== Problem to work on ==
Please restate each entry exactly, without skipping any.

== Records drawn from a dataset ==
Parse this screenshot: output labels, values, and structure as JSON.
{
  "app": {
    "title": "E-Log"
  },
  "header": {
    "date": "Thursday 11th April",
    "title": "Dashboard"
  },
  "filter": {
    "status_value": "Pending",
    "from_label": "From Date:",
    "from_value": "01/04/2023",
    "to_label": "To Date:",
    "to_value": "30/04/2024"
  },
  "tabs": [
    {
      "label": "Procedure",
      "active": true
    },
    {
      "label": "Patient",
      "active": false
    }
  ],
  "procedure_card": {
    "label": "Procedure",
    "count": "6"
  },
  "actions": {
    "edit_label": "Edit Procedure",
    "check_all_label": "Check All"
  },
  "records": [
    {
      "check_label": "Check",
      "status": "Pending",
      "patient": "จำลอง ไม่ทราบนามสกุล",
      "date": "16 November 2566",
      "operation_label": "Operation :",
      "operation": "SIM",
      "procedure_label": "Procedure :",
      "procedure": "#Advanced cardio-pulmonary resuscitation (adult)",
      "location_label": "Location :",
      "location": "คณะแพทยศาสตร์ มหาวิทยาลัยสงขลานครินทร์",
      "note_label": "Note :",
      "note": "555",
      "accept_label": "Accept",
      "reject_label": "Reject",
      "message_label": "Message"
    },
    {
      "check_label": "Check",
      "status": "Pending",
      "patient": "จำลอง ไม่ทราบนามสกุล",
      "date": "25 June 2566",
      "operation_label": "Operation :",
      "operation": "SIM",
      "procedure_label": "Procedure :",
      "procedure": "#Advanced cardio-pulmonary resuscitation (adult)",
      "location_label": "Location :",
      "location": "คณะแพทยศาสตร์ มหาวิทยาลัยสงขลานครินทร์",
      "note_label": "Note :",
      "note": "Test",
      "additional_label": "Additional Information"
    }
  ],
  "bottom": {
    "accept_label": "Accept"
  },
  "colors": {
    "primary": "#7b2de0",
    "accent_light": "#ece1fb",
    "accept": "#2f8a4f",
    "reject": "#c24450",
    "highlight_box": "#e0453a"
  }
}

== Solution ==
Parse this screenshot: output labels, values, and structure as JSON.
{
  "app": {
    "title": "E-Log"
  },
  "header": {
    "date": "Thursday 11th April",
    "title": "Dashboard"
  },
  "filter": {
    "status_value": "Pending",
    "from_label": "From Date:",
    "from_value": "01/04/2023",
    "to_label": "To Date:",
    "to_value": "30/04/2024"
  },
  "tabs": [
    {
      "label": "Procedure",
      "active": true
    },
    {
      "label": "Patient",
      "active": false
    }
  ],
  "procedure_card": {
    "label": "Procedure",
    "count": "6"
  },
  "actions": {
    "edit_label": "Edit Procedure",
    "check_all_label": "Check All"
  },
  "records": [
    {
      "check_label": "Check",
      "status": "Pending",
      "patient": "จำลอง ไม่ทราบนามสกุล",
      "date": "16 November 2566",
      "operation_label": "Operation :",
      "operation": "SIM",
      "procedure_label": "Procedure :",
      "procedure": "#Advanced cardio-pulmonary resuscitation (adult)",
      "location_label": "Location :",
      "location": "คณะแพทยศาสตร์ มหาวิทยาลัยสงขลานครินทร์",
      "note_label": "Note :",
      "note": "555",
      "accept_label": "Accept",
      "reject_label": "Reject",
      "message_label": "Message"
    },
    {
      "check_label": "Check",
      "status": "Pending",
      "patient": "จำลอง ไม่ทราบนามสกุล",
      "date": "25 June 2566",
      "operation_label": "Operation :",
      "operation": "SIM",
      "procedure_label": "Procedure :",
      "procedure": "#Advanced cardio-pulmonary resuscitation (adult)",
      "location_label": "Location :",
      "location": "คณะแพทยศาสตร์ มหาวิทยาลัยสงขลานครินทร์",
      "note_label": "Note :",
      "note": "Test",
      "additional_label": "Additional Information"
    }
  ],
  "bottom": {
    "accept_label": "Accept"
  },
  "colors": {
    "primary": "#7b2de0",
    "accent_light": "#ece1fb",
    "accept": "#2f8a4f",
    "reject": "#c24450",
    "highlight_box": "#e0453a"
  }
}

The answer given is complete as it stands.